Muncie Community Schools needs $2 million for yellow buses
Tony Costello new leader of Muncie Community School Board
By Rick Yencer
MUNCIE, INDIANA (NEWS) - Bleak and unenviable are ways the state described Muncie Community Schools and it's inability to afford yellow buses for students.
And $2 million is how much outgoing financial director Mark Burkhart estimates that MCS needs to support bus service outside of property taxes available after tax caps and protected taxes.
Tony Costello, new school board president succeeding Bev Kelley, who was sworn in Tuesday for a second term, said 2014 would be challenging amid the school's transportation crisis and consolidation to one high school.
Parents, teachers and Tea Party operatives watched as the school board heard Burkhart's best suggestions for continuing bus service after the state refused to let MCS stop bus service this year, and offered few other alternatives.
Costello pointed out the state's lack of help after telling MCS to continue bus service with the means it has.
While Burkhart insisted the state found fault with the school's safety plan in denying the waiver, other Good Government operatives like Chris Hiatt point to Burkhart's own financial mismanagement besides leading the school board into debt and an unpopular referendum to raise taxes that failed.
Burkhart, who is quitting after this school year, did point out other ways to make bus service more economical like consolidate routes and change bell times at schools.
Actually, with the closing of Wilson Middle School building and moving students to Southside that is consolidated with Central, several bus routes could be eliminated or reduced.
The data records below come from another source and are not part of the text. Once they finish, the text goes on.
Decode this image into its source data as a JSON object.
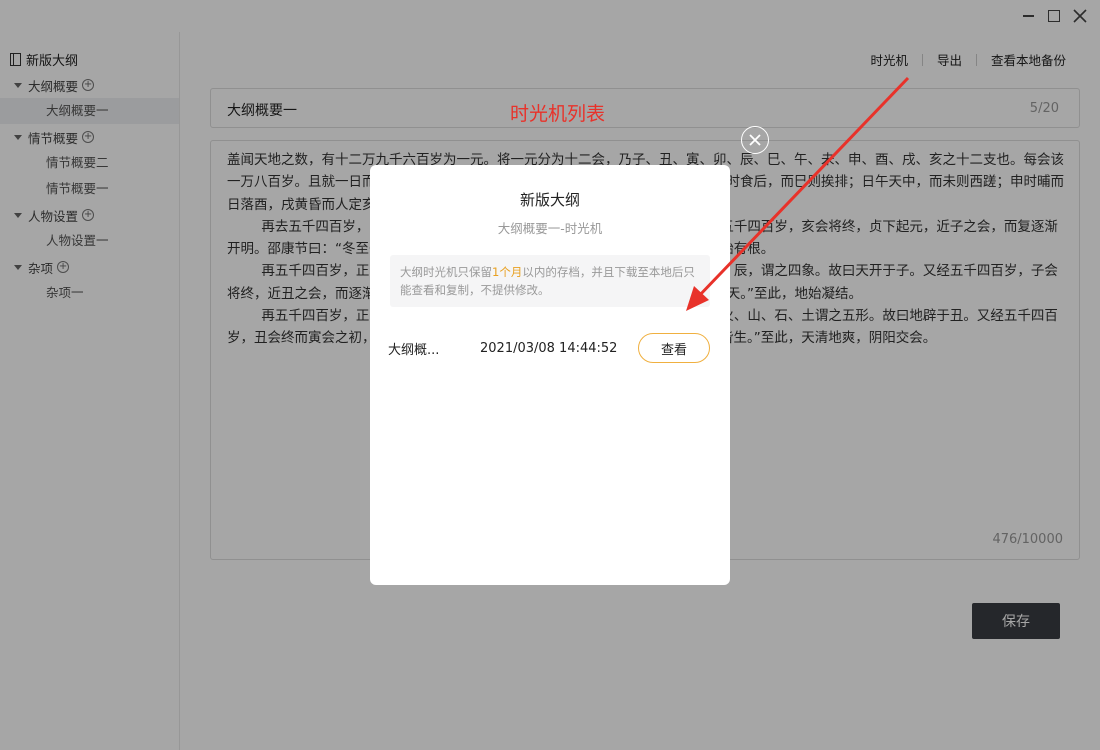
{
  "window": {
    "minimize_icon": "minimize-icon",
    "maximize_icon": "maximize-icon",
    "close_icon": "close-icon"
  },
  "sidebar": {
    "root_label": "新版大纲",
    "groups": [
      {
        "label": "大纲概要",
        "items": [
          "大纲概要一"
        ]
      },
      {
        "label": "情节概要",
        "items": [
          "情节概要二",
          "情节概要一"
        ]
      },
      {
        "label": "人物设置",
        "items": [
          "人物设置一"
        ]
      },
      {
        "label": "杂项",
        "items": [
          "杂项一"
        ]
      }
    ]
  },
  "toolbar": {
    "time_machine": "时光机",
    "export": "导出",
    "local_backup": "查看本地备份"
  },
  "editor": {
    "title": "大纲概要一",
    "title_count": "5/20",
    "content": "盖闻天地之数，有十二万九千六百岁为一元。将一元分为十二会，乃子、丑、寅、卯、辰、巳、午、未、申、酉、戌、亥之十二支也。每会该一万八百岁。且就一日而论：子时得阳气，而丑则鸡鸣；寅不通光，而卯则日出；辰时食后，而巳则挨排；日午天中，而未则西蹉；申时晡而日落酉，戌黄昏而人定亥。譬于大数，若到戌会之终，则天地昏蒙而万物否矣。\n        再去五千四百岁，交亥会之初，则当黑暗，而两间人物俱无矣，故曰混沌。又五千四百岁，亥会将终，贞下起元，近子之会，而复逐渐开明。邵康节曰：“冬至子之半，天心无改移。一阳初动处，万物未生时。”到此，天始有根。\n        再五千四百岁，正当子会，轻清上腾，有日，有月，有星，有辰。日、月、星、辰，谓之四象。故曰天开于子。又经五千四百岁，子会将终，近丑之会，而逐渐坚实。《易》曰：“大哉乾元！至哉坤元！万物资生，乃顺承天。”至此，地始凝结。\n        再五千四百岁，正当丑会，重浊下凝，有水，有火，有山，有石，有土。水、火、山、石、土谓之五形。故曰地辟于丑。又经五千四百岁，丑会终而寅会之初，发生万物。历曰：“天气下降，地气上升；天地交合，群物皆生。”至此，天清地爽，阴阳交会。",
    "content_count": "476/10000",
    "save_label": "保存"
  },
  "annotation": {
    "label": "时光机列表",
    "color": "#e8322a"
  },
  "modal": {
    "title": "新版大纲",
    "subtitle": "大纲概要一-时光机",
    "notice_prefix": "大纲时光机只保留",
    "notice_highlight": "1个月",
    "notice_suffix": "以内的存档，并且下载至本地后只能查看和复制，不提供修改。",
    "backups": [
      {
        "name": "大纲概...",
        "time": "2021/03/08 14:44:52",
        "action": "查看"
      }
    ],
    "close_icon": "close-circle-icon",
    "accent_color": "#f0b040"
  }
}
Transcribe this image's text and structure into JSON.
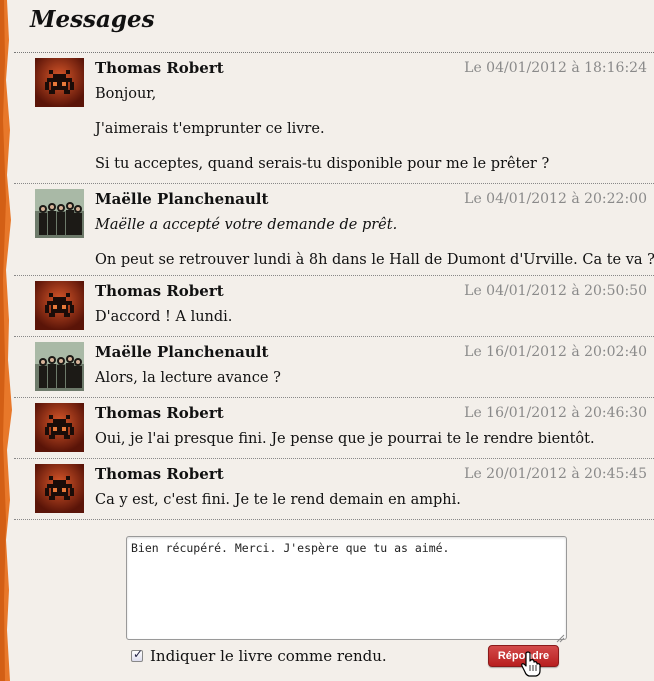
{
  "page": {
    "title": "Messages"
  },
  "colors": {
    "edge_orange": "#e8782a",
    "background": "#f3efea",
    "date_gray": "#8a8a8a",
    "button_red": "#c02828"
  },
  "messages": [
    {
      "author": "Thomas Robert",
      "date": "Le 04/01/2012 à 18:16:24",
      "avatar": "space-invader-avatar",
      "lines": [
        "Bonjour,",
        "J'aimerais t'emprunter ce livre.",
        "Si tu acceptes, quand serais-tu disponible pour me le prêter ?"
      ]
    },
    {
      "author": "Maëlle Planchenault",
      "date": "Le 04/01/2012 à 20:22:00",
      "avatar": "group-photo-avatar",
      "italic_line": "Maëlle a accepté votre demande de prêt.",
      "lines": [
        "On peut se retrouver lundi à 8h dans le Hall de Dumont d'Urville. Ca te va ?"
      ]
    },
    {
      "author": "Thomas Robert",
      "date": "Le 04/01/2012 à 20:50:50",
      "avatar": "space-invader-avatar",
      "lines": [
        "D'accord ! A lundi."
      ]
    },
    {
      "author": "Maëlle Planchenault",
      "date": "Le 16/01/2012 à 20:02:40",
      "avatar": "group-photo-avatar",
      "lines": [
        "Alors, la lecture avance ?"
      ]
    },
    {
      "author": "Thomas Robert",
      "date": "Le 16/01/2012 à 20:46:30",
      "avatar": "space-invader-avatar",
      "lines": [
        "Oui, je l'ai presque fini. Je pense que je pourrai te le rendre bientôt."
      ]
    },
    {
      "author": "Thomas Robert",
      "date": "Le 20/01/2012 à 20:45:45",
      "avatar": "space-invader-avatar",
      "lines": [
        "Ca y est, c'est fini. Je te le rend demain en amphi."
      ]
    }
  ],
  "reply": {
    "text": "Bien récupéré. Merci. J'espère que tu as aimé.",
    "checkbox_label": "Indiquer le livre comme rendu.",
    "checkbox_checked": true,
    "button_label": "Répondre"
  }
}
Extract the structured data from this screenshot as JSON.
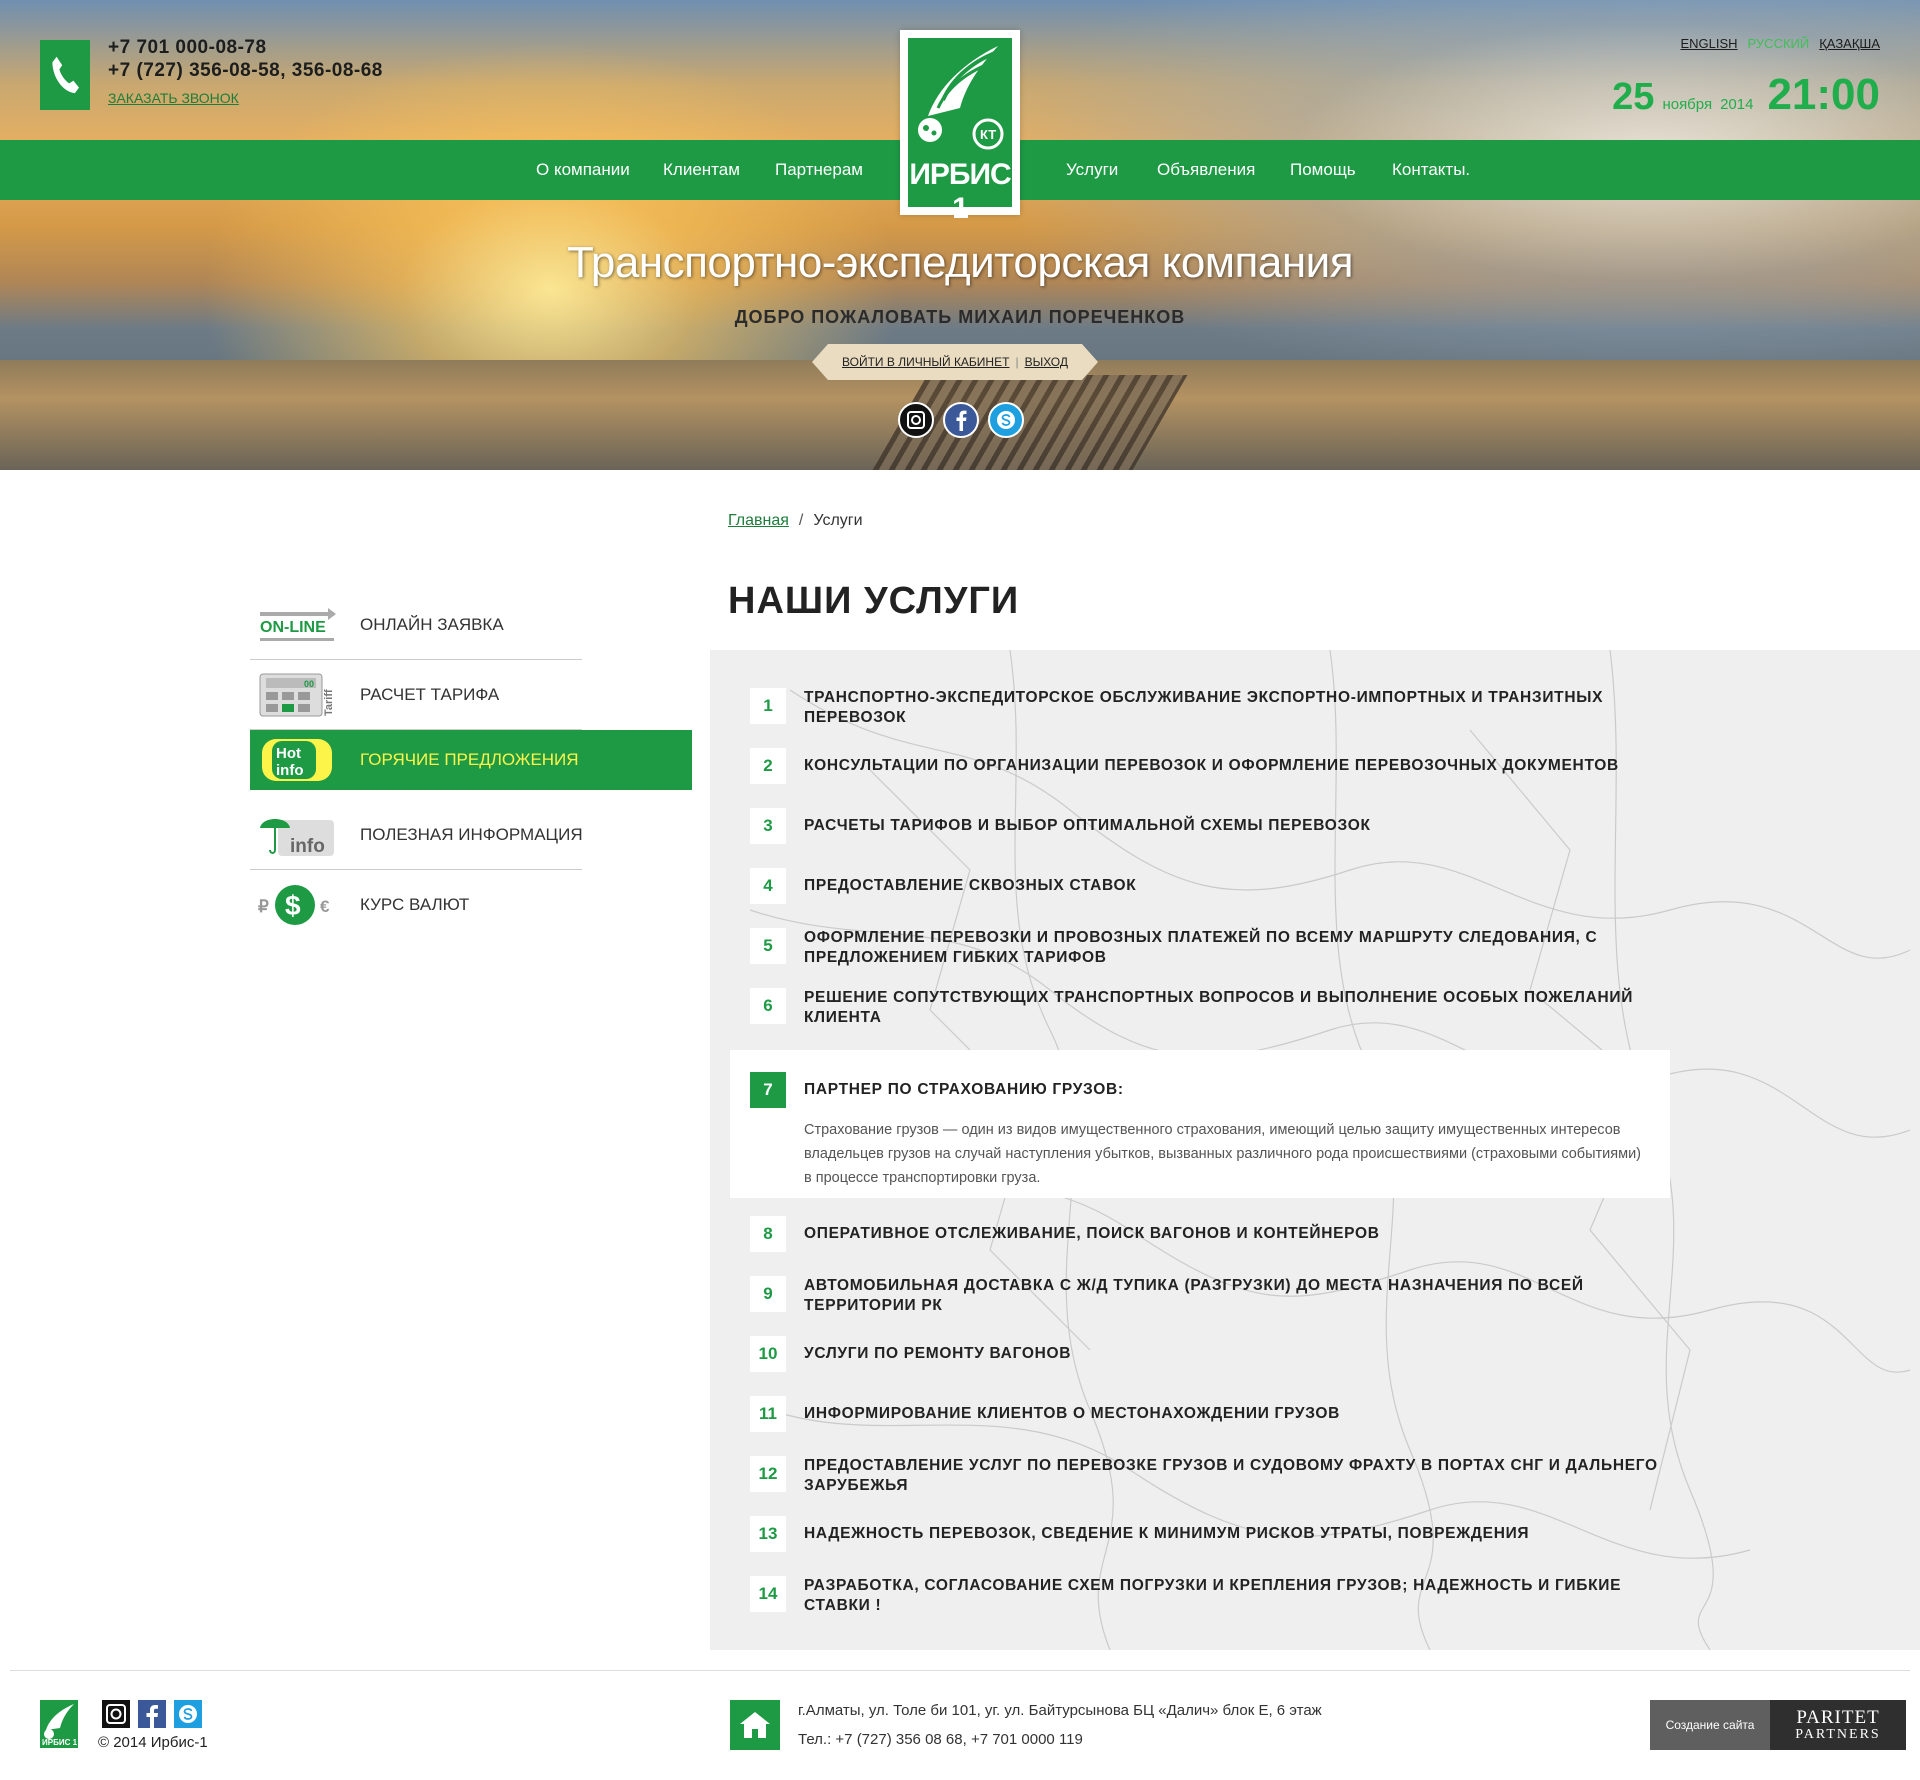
{
  "header": {
    "phone1": "+7 701 000-08-78",
    "phone2": "+7 (727) 356-08-58, 356-08-68",
    "callback": "ЗАКАЗАТЬ ЗВОНОК",
    "languages": [
      "ENGLISH",
      "РУССКИЙ",
      "ҚАЗАҚША"
    ],
    "active_language": "РУССКИЙ",
    "date_day": "25",
    "date_month": "ноября",
    "date_year": "2014",
    "time": "21:00",
    "logo_text": "ИРБИС 1",
    "logo_badge": "КТ"
  },
  "nav": {
    "left": [
      "О компании",
      "Клиентам",
      "Партнерам"
    ],
    "right": [
      "Услуги",
      "Объявления",
      "Помощь",
      "Контакты."
    ]
  },
  "hero": {
    "title": "Транспортно-экспедиторская компания",
    "welcome": "ДОБРО ПОЖАЛОВАТЬ МИХАИЛ ПОРЕЧЕНКОВ",
    "cabinet_link": "ВОЙТИ В ЛИЧНЫЙ КАБИНЕТ",
    "logout_link": "ВЫХОД",
    "separator": "|"
  },
  "breadcrumb": {
    "home": "Главная",
    "separator": "/",
    "current": "Услуги"
  },
  "page_title": "НАШИ УСЛУГИ",
  "sidebar": {
    "items": [
      {
        "label": "ОНЛАЙН ЗАЯВКА",
        "icon": "online-icon",
        "icon_text": "ON-LINE",
        "active": false
      },
      {
        "label": "РАСЧЕТ ТАРИФА",
        "icon": "calculator-icon",
        "icon_text": "Tariff",
        "icon_display": "00",
        "active": false
      },
      {
        "label": "ГОРЯЧИЕ ПРЕДЛОЖЕНИЯ",
        "icon": "hot-info-icon",
        "icon_text": "Hot info",
        "active": true
      },
      {
        "label": "ПОЛЕЗНАЯ ИНФОРМАЦИЯ",
        "icon": "umbrella-info-icon",
        "icon_text": "info",
        "active": false
      },
      {
        "label": "КУРС ВАЛЮТ",
        "icon": "currency-icon",
        "icon_text": "₽$€",
        "active": false
      }
    ]
  },
  "services": [
    {
      "num": "1",
      "text": "ТРАНСПОРТНО-ЭКСПЕДИТОРСКОЕ ОБСЛУЖИВАНИЕ ЭКСПОРТНО-ИМПОРТНЫХ И ТРАНЗИТНЫХ ПЕРЕВОЗОК"
    },
    {
      "num": "2",
      "text": "КОНСУЛЬТАЦИИ ПО ОРГАНИЗАЦИИ ПЕРЕВОЗОК И ОФОРМЛЕНИЕ ПЕРЕВОЗОЧНЫХ ДОКУМЕНТОВ"
    },
    {
      "num": "3",
      "text": "РАСЧЕТЫ ТАРИФОВ И ВЫБОР ОПТИМАЛЬНОЙ СХЕМЫ ПЕРЕВОЗОК"
    },
    {
      "num": "4",
      "text": "ПРЕДОСТАВЛЕНИЕ СКВОЗНЫХ СТАВОК"
    },
    {
      "num": "5",
      "text": "ОФОРМЛЕНИЕ ПЕРЕВОЗКИ И ПРОВОЗНЫХ ПЛАТЕЖЕЙ ПО ВСЕМУ МАРШРУТУ СЛЕДОВАНИЯ, С ПРЕДЛОЖЕНИЕМ ГИБКИХ ТАРИФОВ"
    },
    {
      "num": "6",
      "text": "РЕШЕНИЕ СОПУТСТВУЮЩИХ ТРАНСПОРТНЫХ ВОПРОСОВ И ВЫПОЛНЕНИЕ ОСОБЫХ ПОЖЕЛАНИЙ КЛИЕНТА"
    },
    {
      "num": "7",
      "text": "ПАРТНЕР ПО СТРАХОВАНИЮ ГРУЗОВ:",
      "expanded": true,
      "description": "Страхование грузов — один из видов имущественного страхования, имеющий целью защиту имущественных интересов владельцев грузов на случай наступления убытков, вызванных различного рода происшествиями (страховыми событиями) в процессе транспортировки груза."
    },
    {
      "num": "8",
      "text": "ОПЕРАТИВНОЕ ОТСЛЕЖИВАНИЕ, ПОИСК ВАГОНОВ И КОНТЕЙНЕРОВ"
    },
    {
      "num": "9",
      "text": "АВТОМОБИЛЬНАЯ ДОСТАВКА С Ж/Д ТУПИКА (РАЗГРУЗКИ) ДО МЕСТА НАЗНАЧЕНИЯ ПО ВСЕЙ ТЕРРИТОРИИ РК"
    },
    {
      "num": "10",
      "text": "УСЛУГИ ПО РЕМОНТУ ВАГОНОВ"
    },
    {
      "num": "11",
      "text": "ИНФОРМИРОВАНИЕ КЛИЕНТОВ О МЕСТОНАХОЖДЕНИИ ГРУЗОВ"
    },
    {
      "num": "12",
      "text": "ПРЕДОСТАВЛЕНИЕ УСЛУГ ПО ПЕРЕВОЗКЕ ГРУЗОВ И СУДОВОМУ ФРАХТУ В ПОРТАХ СНГ И ДАЛЬНЕГО ЗАРУБЕЖЬЯ"
    },
    {
      "num": "13",
      "text": "НАДЕЖНОСТЬ ПЕРЕВОЗОК, СВЕДЕНИЕ К МИНИМУМ РИСКОВ УТРАТЫ, ПОВРЕЖДЕНИЯ"
    },
    {
      "num": "14",
      "text": "РАЗРАБОТКА, СОГЛАСОВАНИЕ СХЕМ ПОГРУЗКИ И КРЕПЛЕНИЯ ГРУЗОВ; НАДЕЖНОСТЬ И ГИБКИЕ СТАВКИ !"
    }
  ],
  "footer": {
    "copyright": "© 2014  Ирбис-1",
    "logo_text": "ИРБИС 1",
    "address": "г.Алматы, ул. Толе би 101, уг. ул. Байтурсынова БЦ «Далич» блок Е, 6 этаж",
    "phones": "Тел.: +7 (727) 356 08 68, +7 701 0000 119",
    "dev_label": "Создание сайта",
    "dev_name1": "PARITET",
    "dev_name2": "PARTNERS"
  },
  "colors": {
    "brand_green": "#1e9a45",
    "accent_yellow": "#fdf44a",
    "panel_bg": "#efefef"
  }
}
And Muncie Indiana Transit System serves Southside, and reached out this week to help get students to school.
City buses now transport many high school students, and Burkhart said the same could happen for middle school students at the old Southside and current Northside.
The school system also will take bids this summer on a new bus contract. It's current agreement with M&M Bus Service is about $3.3 million for a two tier bus system that serves elementary and high schools.
Burkhart also said there might be relief from the Indiana Legislature after local lawmakers filed bills to eliminate protected taxes.
Current tax codes have taken nearly 90 percent of MCS transportation funds and there is little extra money in the school's general fund to make up the difference.
Burkhart estimated about $2 million needed from other sources, and there have been efforts to secure local Ball Brothers and Community foundations grants.
That money has not been forthcoming, but the school system has been approached by others who want to help.
Shannon Yarger, a parent and crisis management consultant, offered help Tuesday to make the school system more efficient an live within its means.
Yarger wants to see bus service continue and said he traveled around the world to help business in crisis find solutions for their problems.
The school system runs on $77 million a year and has another $50 million in debt.
As Burkhart talked about streamlining bus service, he also warned about layoffs of teachers and staff to help make up the difference to continue transportation.
Pat Kennedy, president of Muncie Teachers Association, expressed concerns that school administrators wanted to balance their financial problems on the backs of teachers.
The school system has 496 teachers for about 6,600 students.
Kennedy also was not surprised the state did not bail out MCS on its transportation crisis and even less surprised thst Republican lawmakers were doing little to help financially distressed public schools.
Republican lawmakers passed tax caps and protected taxes to protect homeowners, businesses and farmers while the tax controls depleted money for schools and government.